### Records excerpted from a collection
·····

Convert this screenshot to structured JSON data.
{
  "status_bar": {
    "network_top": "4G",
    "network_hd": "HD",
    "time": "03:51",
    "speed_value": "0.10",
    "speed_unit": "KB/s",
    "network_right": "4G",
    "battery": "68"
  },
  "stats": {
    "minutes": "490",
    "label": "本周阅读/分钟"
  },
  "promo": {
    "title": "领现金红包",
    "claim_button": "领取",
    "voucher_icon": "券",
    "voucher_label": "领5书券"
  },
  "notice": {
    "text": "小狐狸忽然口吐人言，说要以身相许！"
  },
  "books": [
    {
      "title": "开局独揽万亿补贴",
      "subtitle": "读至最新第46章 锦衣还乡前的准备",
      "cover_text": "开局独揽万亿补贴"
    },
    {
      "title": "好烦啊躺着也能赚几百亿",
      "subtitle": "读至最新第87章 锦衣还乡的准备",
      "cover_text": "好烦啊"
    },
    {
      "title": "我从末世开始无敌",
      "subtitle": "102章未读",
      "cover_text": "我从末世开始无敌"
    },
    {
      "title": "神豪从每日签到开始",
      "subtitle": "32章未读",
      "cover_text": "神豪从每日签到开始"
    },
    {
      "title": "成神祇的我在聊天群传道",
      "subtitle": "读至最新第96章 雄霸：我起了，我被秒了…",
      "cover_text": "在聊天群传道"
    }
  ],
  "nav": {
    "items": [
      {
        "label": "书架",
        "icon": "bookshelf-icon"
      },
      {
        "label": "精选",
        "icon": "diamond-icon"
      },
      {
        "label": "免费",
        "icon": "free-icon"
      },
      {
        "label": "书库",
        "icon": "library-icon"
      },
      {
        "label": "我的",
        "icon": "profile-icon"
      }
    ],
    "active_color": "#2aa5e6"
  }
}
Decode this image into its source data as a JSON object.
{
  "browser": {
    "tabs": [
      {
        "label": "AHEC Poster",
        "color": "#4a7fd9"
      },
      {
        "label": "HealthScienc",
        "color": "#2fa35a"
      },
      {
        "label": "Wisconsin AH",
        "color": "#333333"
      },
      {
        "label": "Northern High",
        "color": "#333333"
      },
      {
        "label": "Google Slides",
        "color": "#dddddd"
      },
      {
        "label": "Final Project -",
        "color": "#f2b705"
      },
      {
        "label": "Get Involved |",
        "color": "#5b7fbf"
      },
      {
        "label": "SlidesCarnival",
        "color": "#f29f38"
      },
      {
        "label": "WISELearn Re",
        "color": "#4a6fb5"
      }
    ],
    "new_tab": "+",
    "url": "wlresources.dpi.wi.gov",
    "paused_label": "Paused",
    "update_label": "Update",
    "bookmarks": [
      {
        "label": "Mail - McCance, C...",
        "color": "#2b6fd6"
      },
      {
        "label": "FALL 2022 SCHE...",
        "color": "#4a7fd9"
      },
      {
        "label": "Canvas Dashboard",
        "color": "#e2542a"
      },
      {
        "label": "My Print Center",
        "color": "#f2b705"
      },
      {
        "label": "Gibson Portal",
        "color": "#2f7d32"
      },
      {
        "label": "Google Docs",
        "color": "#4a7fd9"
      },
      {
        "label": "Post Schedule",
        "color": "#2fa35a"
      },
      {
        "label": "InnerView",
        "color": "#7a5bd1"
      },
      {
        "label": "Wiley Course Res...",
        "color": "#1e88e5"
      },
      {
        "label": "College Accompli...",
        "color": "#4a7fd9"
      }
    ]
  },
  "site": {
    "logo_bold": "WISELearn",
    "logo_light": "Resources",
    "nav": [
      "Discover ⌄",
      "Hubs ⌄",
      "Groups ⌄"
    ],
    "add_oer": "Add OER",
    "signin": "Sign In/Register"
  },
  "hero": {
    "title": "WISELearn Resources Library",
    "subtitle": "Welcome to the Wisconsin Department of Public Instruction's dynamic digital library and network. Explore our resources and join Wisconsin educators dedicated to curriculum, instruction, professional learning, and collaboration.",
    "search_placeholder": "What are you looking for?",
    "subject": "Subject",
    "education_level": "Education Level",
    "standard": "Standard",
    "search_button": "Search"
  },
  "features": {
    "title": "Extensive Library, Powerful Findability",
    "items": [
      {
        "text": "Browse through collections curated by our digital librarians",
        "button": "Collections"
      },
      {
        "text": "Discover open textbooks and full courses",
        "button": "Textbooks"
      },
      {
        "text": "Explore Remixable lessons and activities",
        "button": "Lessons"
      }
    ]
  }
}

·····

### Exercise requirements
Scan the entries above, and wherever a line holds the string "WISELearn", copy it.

### Worked solution
        "label": "WISELearn Re",
    "logo_bold": "WISELearn",
    "title": "WISELearn Resources Library",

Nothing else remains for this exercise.